"The Jews of Georgia are one family. We are all together, both in sorrow and in joy."

72 immigrants arrive in Israel on the IFCJ and Jewish Agency flight amid the coronavirus lockdown October, 2020. (photo credit: INTERNATIONAL FELLOWSHIP OF CHRISTIANS AND JEWS/JEWISH AGENCY)
72 immigrants arrive in Israel on the IFCJ and Jewish Agency flight amid the coronavirus lockdown October, 2020.
(photo credit: INTERNATIONAL FELLOWSHIP OF CHRISTIANS AND JEWS/JEWISH AGENCY)
Seventy-two new immigrants from Georgia fulfilled their dream of making aliyah after landing in Israel this week. They arrived on the first flight from Georgia arranged by the Jewish Agency and the International Fellowship of Christians and Jews (IFCJ) since the outbreak of the coronavirus. 
Since the beginning of the High Holy Days lockdown, more than 800 olim have landed in Israel coming from more than 25 different countries in accordance with coronavirus regulations. 
"Immigration to Israel has never stopped and it continues now, even in the shadow of the coronavirus. The Jewish Agency works to bring olim under the global constraints of the coronavirus, and helps them fulfill their Zionist dream," Jewish Agency Chairman Isaac Herzog said in a statement.
Among the olim were singles, young families and 17 children. Among them are doctors, engineers, scientists, teachers and students. About a third of the immigrants requested to live in the city of Bat Yam and the rest in other locations throughout the country, from Eilat to Nahariya. 
On the flight was Stella Alikzrashvili who hopes to locate the grave of her grandmother's brother, the late Rabbi Aharon Alikzrashvili, in addition to other relatives in Israel.
"He was a rabbi in Tbilisi, Georgia, at the beginning of the 20th century before he immigrated to Jerusalem where he then continued his life as a rabbi in Israel," she explained. 
She said that her family has very little other information on him other than this, since whoever knew him on her side of the family passed away at a young age. Alikzrashvili said she really hopes that she can locate his grave and discover other new relatives in Israel.
Dr. Binshvili Beka, a dentist by profession, also landed in Israel to fulfill his dream of reuniting with his student son who made aliyah two years ago. 
At the age of 25, Beka donated a Torah scroll to the Central Synagogue in Tbilisi. 
"It was my dream. I am very connected to the religion, I went to synagogue every day," Beka said. "The Jews of Georgia are one family. We are all together, both in sorrow and in joy."
"Israel has never closed its doors on immigration, even now in the face of the most severe crisis," IFCJ president and CEO Yael Eckstein explained. "Even now, despite the challenges of the coronavirus, we continue to bring olim to Israel from all over the world, who know that the State of Israel will overcome the crisis and return to its normal self soon."
The immigrants entered quarantine immediately upon their arrival in Israel.
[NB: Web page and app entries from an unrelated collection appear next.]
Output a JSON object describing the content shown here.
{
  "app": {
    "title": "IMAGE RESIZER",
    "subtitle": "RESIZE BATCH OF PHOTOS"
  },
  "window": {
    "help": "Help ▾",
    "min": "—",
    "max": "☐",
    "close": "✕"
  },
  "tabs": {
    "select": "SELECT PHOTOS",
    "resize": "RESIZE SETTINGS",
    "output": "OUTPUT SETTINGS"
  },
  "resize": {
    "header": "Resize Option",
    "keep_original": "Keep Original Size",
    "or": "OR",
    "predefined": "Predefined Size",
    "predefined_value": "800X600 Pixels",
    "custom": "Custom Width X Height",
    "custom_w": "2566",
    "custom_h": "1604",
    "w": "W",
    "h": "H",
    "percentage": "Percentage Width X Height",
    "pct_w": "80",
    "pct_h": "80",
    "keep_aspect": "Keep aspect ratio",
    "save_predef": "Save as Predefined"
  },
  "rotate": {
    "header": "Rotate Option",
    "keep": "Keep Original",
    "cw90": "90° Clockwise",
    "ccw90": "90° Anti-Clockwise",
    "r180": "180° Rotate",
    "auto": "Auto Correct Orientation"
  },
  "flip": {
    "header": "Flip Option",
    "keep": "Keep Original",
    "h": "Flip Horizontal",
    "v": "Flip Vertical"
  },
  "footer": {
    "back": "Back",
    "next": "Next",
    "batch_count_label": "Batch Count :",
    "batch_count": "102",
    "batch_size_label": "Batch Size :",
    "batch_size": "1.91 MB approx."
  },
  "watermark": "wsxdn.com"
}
Following the end of their quarantine period they will take their first steps into beginning their new lives in the Jewish state. 
Together with the 72 olim from the Georgia flight, a total of 390 will have arrived in Israel by the end of this week. This includes 50 immigrants from Russia, 50 from France, 50 from Ukraine and 30 from South Africa and other countries around the world. 
Aliyah and Integration Minister Pnina Tamano-Shata said that under her leadership, her ministry will "continue to work for the best absorption and guidance of new olim in their new country. 
"We are expecting significant waves of immigration in 2021, and for this purpose I have formulated a broad national plan for immigration and absorption that will be submitted to the government soon," she said.